**What you will do:**
Give back the records below exactly, omitting the pictures.

---- Information

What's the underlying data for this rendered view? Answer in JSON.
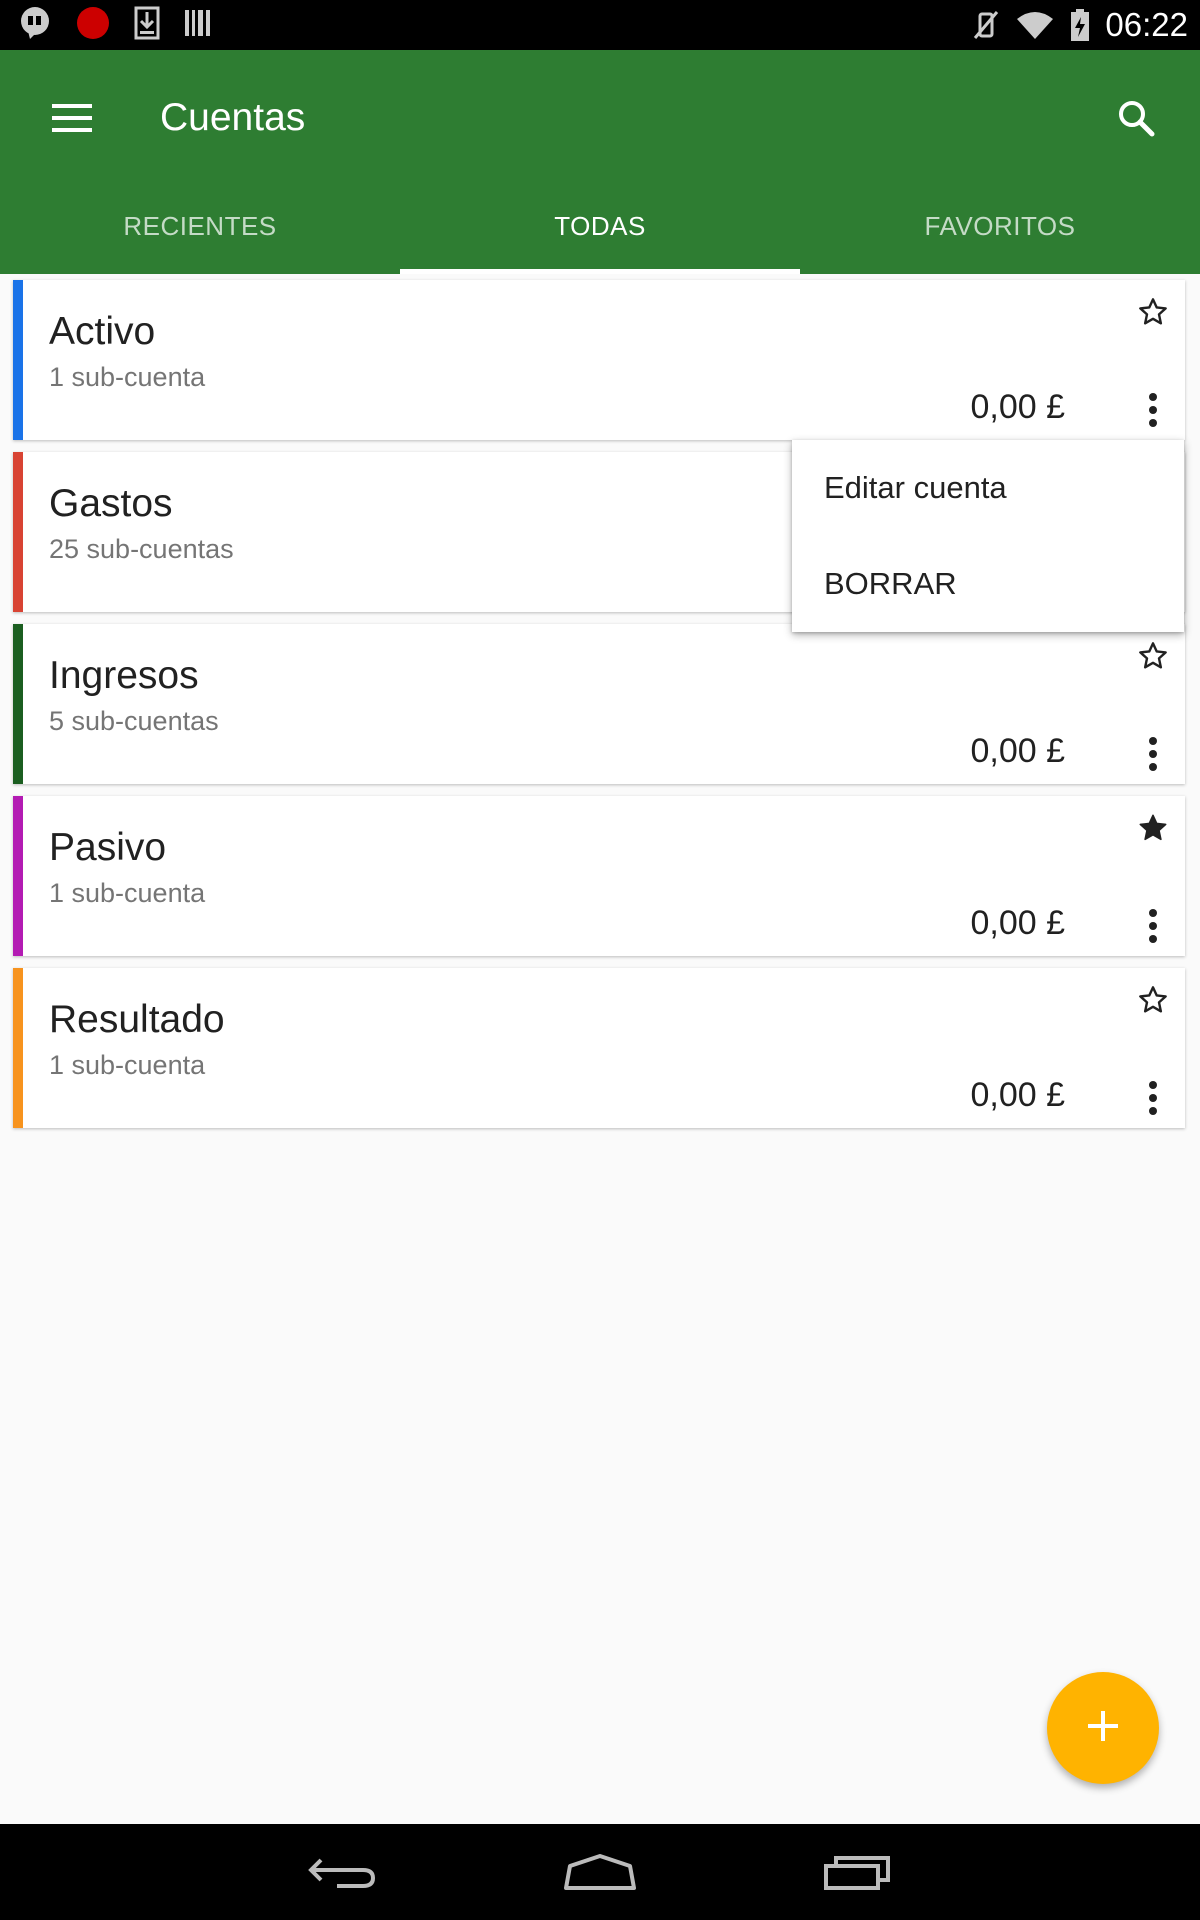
{
  "status_bar": {
    "time": "06:22",
    "left_icons": [
      "hangouts-icon",
      "record-icon",
      "download-icon",
      "barcode-icon"
    ],
    "right_icons": [
      "vibrate-off-icon",
      "wifi-icon",
      "battery-charging-icon"
    ]
  },
  "toolbar": {
    "title": "Cuentas",
    "menu_icon": "hamburger-menu-icon",
    "search_icon": "search-icon",
    "color": "#2e7d32"
  },
  "tabs": [
    {
      "label": "RECIENTES",
      "active": false
    },
    {
      "label": "TODAS",
      "active": true
    },
    {
      "label": "FAVORITOS",
      "active": false
    }
  ],
  "accounts": [
    {
      "name": "Activo",
      "subaccounts": "1 sub-cuenta",
      "balance": "0,00 £",
      "color": "#1a73e8",
      "favorite": false
    },
    {
      "name": "Gastos",
      "subaccounts": "25 sub-cuentas",
      "balance": "",
      "color": "#d84333",
      "favorite": false
    },
    {
      "name": "Ingresos",
      "subaccounts": "5 sub-cuentas",
      "balance": "0,00 £",
      "color": "#1b5e20",
      "favorite": false
    },
    {
      "name": "Pasivo",
      "subaccounts": "1 sub-cuenta",
      "balance": "0,00 £",
      "color": "#b31bb3",
      "favorite": true
    },
    {
      "name": "Resultado",
      "subaccounts": "1 sub-cuenta",
      "balance": "0,00 £",
      "color": "#f7931e",
      "favorite": false
    }
  ],
  "popup_menu": {
    "items": [
      "Editar cuenta",
      "BORRAR"
    ]
  },
  "fab": {
    "icon": "plus-icon",
    "color": "#ffb300"
  },
  "nav_bar": {
    "icons": [
      "back-icon",
      "home-icon",
      "recent-apps-icon"
    ]
  }
}
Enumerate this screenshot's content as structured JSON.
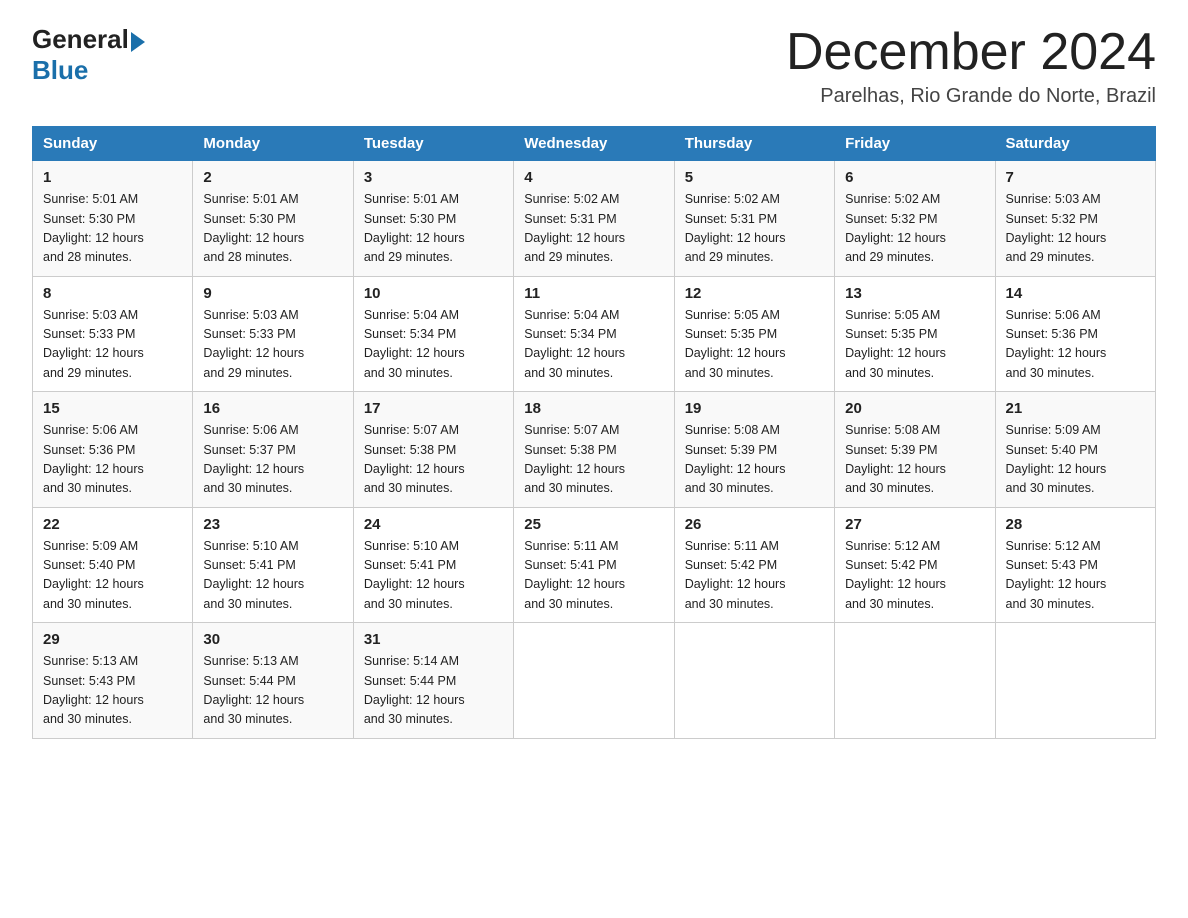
{
  "header": {
    "logo_general": "General",
    "logo_blue": "Blue",
    "title": "December 2024",
    "subtitle": "Parelhas, Rio Grande do Norte, Brazil"
  },
  "columns": [
    "Sunday",
    "Monday",
    "Tuesday",
    "Wednesday",
    "Thursday",
    "Friday",
    "Saturday"
  ],
  "weeks": [
    [
      {
        "day": "1",
        "sunrise": "5:01 AM",
        "sunset": "5:30 PM",
        "daylight": "12 hours and 28 minutes."
      },
      {
        "day": "2",
        "sunrise": "5:01 AM",
        "sunset": "5:30 PM",
        "daylight": "12 hours and 28 minutes."
      },
      {
        "day": "3",
        "sunrise": "5:01 AM",
        "sunset": "5:30 PM",
        "daylight": "12 hours and 29 minutes."
      },
      {
        "day": "4",
        "sunrise": "5:02 AM",
        "sunset": "5:31 PM",
        "daylight": "12 hours and 29 minutes."
      },
      {
        "day": "5",
        "sunrise": "5:02 AM",
        "sunset": "5:31 PM",
        "daylight": "12 hours and 29 minutes."
      },
      {
        "day": "6",
        "sunrise": "5:02 AM",
        "sunset": "5:32 PM",
        "daylight": "12 hours and 29 minutes."
      },
      {
        "day": "7",
        "sunrise": "5:03 AM",
        "sunset": "5:32 PM",
        "daylight": "12 hours and 29 minutes."
      }
    ],
    [
      {
        "day": "8",
        "sunrise": "5:03 AM",
        "sunset": "5:33 PM",
        "daylight": "12 hours and 29 minutes."
      },
      {
        "day": "9",
        "sunrise": "5:03 AM",
        "sunset": "5:33 PM",
        "daylight": "12 hours and 29 minutes."
      },
      {
        "day": "10",
        "sunrise": "5:04 AM",
        "sunset": "5:34 PM",
        "daylight": "12 hours and 30 minutes."
      },
      {
        "day": "11",
        "sunrise": "5:04 AM",
        "sunset": "5:34 PM",
        "daylight": "12 hours and 30 minutes."
      },
      {
        "day": "12",
        "sunrise": "5:05 AM",
        "sunset": "5:35 PM",
        "daylight": "12 hours and 30 minutes."
      },
      {
        "day": "13",
        "sunrise": "5:05 AM",
        "sunset": "5:35 PM",
        "daylight": "12 hours and 30 minutes."
      },
      {
        "day": "14",
        "sunrise": "5:06 AM",
        "sunset": "5:36 PM",
        "daylight": "12 hours and 30 minutes."
      }
    ],
    [
      {
        "day": "15",
        "sunrise": "5:06 AM",
        "sunset": "5:36 PM",
        "daylight": "12 hours and 30 minutes."
      },
      {
        "day": "16",
        "sunrise": "5:06 AM",
        "sunset": "5:37 PM",
        "daylight": "12 hours and 30 minutes."
      },
      {
        "day": "17",
        "sunrise": "5:07 AM",
        "sunset": "5:38 PM",
        "daylight": "12 hours and 30 minutes."
      },
      {
        "day": "18",
        "sunrise": "5:07 AM",
        "sunset": "5:38 PM",
        "daylight": "12 hours and 30 minutes."
      },
      {
        "day": "19",
        "sunrise": "5:08 AM",
        "sunset": "5:39 PM",
        "daylight": "12 hours and 30 minutes."
      },
      {
        "day": "20",
        "sunrise": "5:08 AM",
        "sunset": "5:39 PM",
        "daylight": "12 hours and 30 minutes."
      },
      {
        "day": "21",
        "sunrise": "5:09 AM",
        "sunset": "5:40 PM",
        "daylight": "12 hours and 30 minutes."
      }
    ],
    [
      {
        "day": "22",
        "sunrise": "5:09 AM",
        "sunset": "5:40 PM",
        "daylight": "12 hours and 30 minutes."
      },
      {
        "day": "23",
        "sunrise": "5:10 AM",
        "sunset": "5:41 PM",
        "daylight": "12 hours and 30 minutes."
      },
      {
        "day": "24",
        "sunrise": "5:10 AM",
        "sunset": "5:41 PM",
        "daylight": "12 hours and 30 minutes."
      },
      {
        "day": "25",
        "sunrise": "5:11 AM",
        "sunset": "5:41 PM",
        "daylight": "12 hours and 30 minutes."
      },
      {
        "day": "26",
        "sunrise": "5:11 AM",
        "sunset": "5:42 PM",
        "daylight": "12 hours and 30 minutes."
      },
      {
        "day": "27",
        "sunrise": "5:12 AM",
        "sunset": "5:42 PM",
        "daylight": "12 hours and 30 minutes."
      },
      {
        "day": "28",
        "sunrise": "5:12 AM",
        "sunset": "5:43 PM",
        "daylight": "12 hours and 30 minutes."
      }
    ],
    [
      {
        "day": "29",
        "sunrise": "5:13 AM",
        "sunset": "5:43 PM",
        "daylight": "12 hours and 30 minutes."
      },
      {
        "day": "30",
        "sunrise": "5:13 AM",
        "sunset": "5:44 PM",
        "daylight": "12 hours and 30 minutes."
      },
      {
        "day": "31",
        "sunrise": "5:14 AM",
        "sunset": "5:44 PM",
        "daylight": "12 hours and 30 minutes."
      },
      null,
      null,
      null,
      null
    ]
  ],
  "labels": {
    "sunrise": "Sunrise:",
    "sunset": "Sunset:",
    "daylight": "Daylight:"
  }
}
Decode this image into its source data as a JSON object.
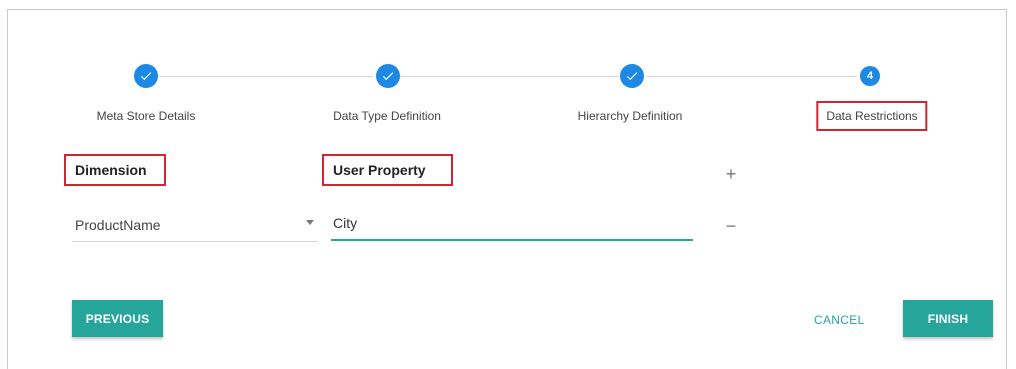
{
  "stepper": {
    "steps": [
      {
        "label": "Meta Store Details",
        "state": "completed",
        "icon": "check-icon"
      },
      {
        "label": "Data Type Definition",
        "state": "completed",
        "icon": "check-icon"
      },
      {
        "label": "Hierarchy Definition",
        "state": "completed",
        "icon": "check-icon"
      },
      {
        "label": "Data Restrictions",
        "state": "active",
        "number": "4"
      }
    ],
    "accent_color": "#1e88e5"
  },
  "form": {
    "dimension_header": "Dimension",
    "user_property_header": "User Property",
    "add_icon": "+",
    "remove_icon": "−",
    "dimension_value": "ProductName",
    "user_property_value": "City"
  },
  "actions": {
    "previous_label": "PREVIOUS",
    "cancel_label": "CANCEL",
    "finish_label": "FINISH"
  },
  "colors": {
    "primary": "#26a69a",
    "highlight_border": "#d0262f"
  }
}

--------

**Answer space:**
What's the underlying data for this rendered view? Answer in JSON.
{
  "status_bar": {
    "time": "06:22",
    "left_icons": [
      "hangouts-icon",
      "record-icon",
      "download-icon",
      "barcode-icon"
    ],
    "right_icons": [
      "vibrate-off-icon",
      "wifi-icon",
      "battery-charging-icon"
    ]
  },
  "toolbar": {
    "title": "Cuentas",
    "menu_icon": "hamburger-menu-icon",
    "search_icon": "search-icon",
    "color": "#2e7d32"
  },
  "tabs": [
    {
      "label": "RECIENTES",
      "active": false
    },
    {
      "label": "TODAS",
      "active": true
    },
    {
      "label": "FAVORITOS",
      "active": false
    }
  ],
  "accounts": [
    {
      "name": "Activo",
      "subaccounts": "1 sub-cuenta",
      "balance": "0,00 £",
      "color": "#1a73e8",
      "favorite": false
    },
    {
      "name": "Gastos",
      "subaccounts": "25 sub-cuentas",
      "balance": "",
      "color": "#d84333",
      "favorite": false
    },
    {
      "name": "Ingresos",
      "subaccounts": "5 sub-cuentas",
      "balance": "0,00 £",
      "color": "#1b5e20",
      "favorite": false
    },
    {
      "name": "Pasivo",
      "subaccounts": "1 sub-cuenta",
      "balance": "0,00 £",
      "color": "#b31bb3",
      "favorite": true
    },
    {
      "name": "Resultado",
      "subaccounts": "1 sub-cuenta",
      "balance": "0,00 £",
      "color": "#f7931e",
      "favorite": false
    }
  ],
  "popup_menu": {
    "items": [
      "Editar cuenta",
      "BORRAR"
    ]
  },
  "fab": {
    "icon": "plus-icon",
    "color": "#ffb300"
  },
  "nav_bar": {
    "icons": [
      "back-icon",
      "home-icon",
      "recent-apps-icon"
    ]
  }
}
Enumerate this screenshot's content as structured JSON.
{
  "header": {
    "logo_general": "General",
    "logo_blue": "Blue",
    "title": "December 2024",
    "subtitle": "Parelhas, Rio Grande do Norte, Brazil"
  },
  "columns": [
    "Sunday",
    "Monday",
    "Tuesday",
    "Wednesday",
    "Thursday",
    "Friday",
    "Saturday"
  ],
  "weeks": [
    [
      {
        "day": "1",
        "sunrise": "5:01 AM",
        "sunset": "5:30 PM",
        "daylight": "12 hours and 28 minutes."
      },
      {
        "day": "2",
        "sunrise": "5:01 AM",
        "sunset": "5:30 PM",
        "daylight": "12 hours and 28 minutes."
      },
      {
        "day": "3",
        "sunrise": "5:01 AM",
        "sunset": "5:30 PM",
        "daylight": "12 hours and 29 minutes."
      },
      {
        "day": "4",
        "sunrise": "5:02 AM",
        "sunset": "5:31 PM",
        "daylight": "12 hours and 29 minutes."
      },
      {
        "day": "5",
        "sunrise": "5:02 AM",
        "sunset": "5:31 PM",
        "daylight": "12 hours and 29 minutes."
      },
      {
        "day": "6",
        "sunrise": "5:02 AM",
        "sunset": "5:32 PM",
        "daylight": "12 hours and 29 minutes."
      },
      {
        "day": "7",
        "sunrise": "5:03 AM",
        "sunset": "5:32 PM",
        "daylight": "12 hours and 29 minutes."
      }
    ],
    [
      {
        "day": "8",
        "sunrise": "5:03 AM",
        "sunset": "5:33 PM",
        "daylight": "12 hours and 29 minutes."
      },
      {
        "day": "9",
        "sunrise": "5:03 AM",
        "sunset": "5:33 PM",
        "daylight": "12 hours and 29 minutes."
      },
      {
        "day": "10",
        "sunrise": "5:04 AM",
        "sunset": "5:34 PM",
        "daylight": "12 hours and 30 minutes."
      },
      {
        "day": "11",
        "sunrise": "5:04 AM",
        "sunset": "5:34 PM",
        "daylight": "12 hours and 30 minutes."
      },
      {
        "day": "12",
        "sunrise": "5:05 AM",
        "sunset": "5:35 PM",
        "daylight": "12 hours and 30 minutes."
      },
      {
        "day": "13",
        "sunrise": "5:05 AM",
        "sunset": "5:35 PM",
        "daylight": "12 hours and 30 minutes."
      },
      {
        "day": "14",
        "sunrise": "5:06 AM",
        "sunset": "5:36 PM",
        "daylight": "12 hours and 30 minutes."
      }
    ],
    [
      {
        "day": "15",
        "sunrise": "5:06 AM",
        "sunset": "5:36 PM",
        "daylight": "12 hours and 30 minutes."
      },
      {
        "day": "16",
        "sunrise": "5:06 AM",
        "sunset": "5:37 PM",
        "daylight": "12 hours and 30 minutes."
      },
      {
        "day": "17",
        "sunrise": "5:07 AM",
        "sunset": "5:38 PM",
        "daylight": "12 hours and 30 minutes."
      },
      {
        "day": "18",
        "sunrise": "5:07 AM",
        "sunset": "5:38 PM",
        "daylight": "12 hours and 30 minutes."
      },
      {
        "day": "19",
        "sunrise": "5:08 AM",
        "sunset": "5:39 PM",
        "daylight": "12 hours and 30 minutes."
      },
      {
        "day": "20",
        "sunrise": "5:08 AM",
        "sunset": "5:39 PM",
        "daylight": "12 hours and 30 minutes."
      },
      {
        "day": "21",
        "sunrise": "5:09 AM",
        "sunset": "5:40 PM",
        "daylight": "12 hours and 30 minutes."
      }
    ],
    [
      {
        "day": "22",
        "sunrise": "5:09 AM",
        "sunset": "5:40 PM",
        "daylight": "12 hours and 30 minutes."
      },
      {
        "day": "23",
        "sunrise": "5:10 AM",
        "sunset": "5:41 PM",
        "daylight": "12 hours and 30 minutes."
      },
      {
        "day": "24",
        "sunrise": "5:10 AM",
        "sunset": "5:41 PM",
        "daylight": "12 hours and 30 minutes."
      },
      {
        "day": "25",
        "sunrise": "5:11 AM",
        "sunset": "5:41 PM",
        "daylight": "12 hours and 30 minutes."
      },
      {
        "day": "26",
        "sunrise": "5:11 AM",
        "sunset": "5:42 PM",
        "daylight": "12 hours and 30 minutes."
      },
      {
        "day": "27",
        "sunrise": "5:12 AM",
        "sunset": "5:42 PM",
        "daylight": "12 hours and 30 minutes."
      },
      {
        "day": "28",
        "sunrise": "5:12 AM",
        "sunset": "5:43 PM",
        "daylight": "12 hours and 30 minutes."
      }
    ],
    [
      {
        "day": "29",
        "sunrise": "5:13 AM",
        "sunset": "5:43 PM",
        "daylight": "12 hours and 30 minutes."
      },
      {
        "day": "30",
        "sunrise": "5:13 AM",
        "sunset": "5:44 PM",
        "daylight": "12 hours and 30 minutes."
      },
      {
        "day": "31",
        "sunrise": "5:14 AM",
        "sunset": "5:44 PM",
        "daylight": "12 hours and 30 minutes."
      },
      null,
      null,
      null,
      null
    ]
  ],
  "labels": {
    "sunrise": "Sunrise:",
    "sunset": "Sunset:",
    "daylight": "Daylight:"
  }
}
Decode this image into its source data as a JSON object.
{
  "stepper": {
    "steps": [
      {
        "label": "Meta Store Details",
        "state": "completed",
        "icon": "check-icon"
      },
      {
        "label": "Data Type Definition",
        "state": "completed",
        "icon": "check-icon"
      },
      {
        "label": "Hierarchy Definition",
        "state": "completed",
        "icon": "check-icon"
      },
      {
        "label": "Data Restrictions",
        "state": "active",
        "number": "4"
      }
    ],
    "accent_color": "#1e88e5"
  },
  "form": {
    "dimension_header": "Dimension",
    "user_property_header": "User Property",
    "add_icon": "+",
    "remove_icon": "−",
    "dimension_value": "ProductName",
    "user_property_value": "City"
  },
  "actions": {
    "previous_label": "PREVIOUS",
    "cancel_label": "CANCEL",
    "finish_label": "FINISH"
  },
  "colors": {
    "primary": "#26a69a",
    "highlight_border": "#d0262f"
  }
}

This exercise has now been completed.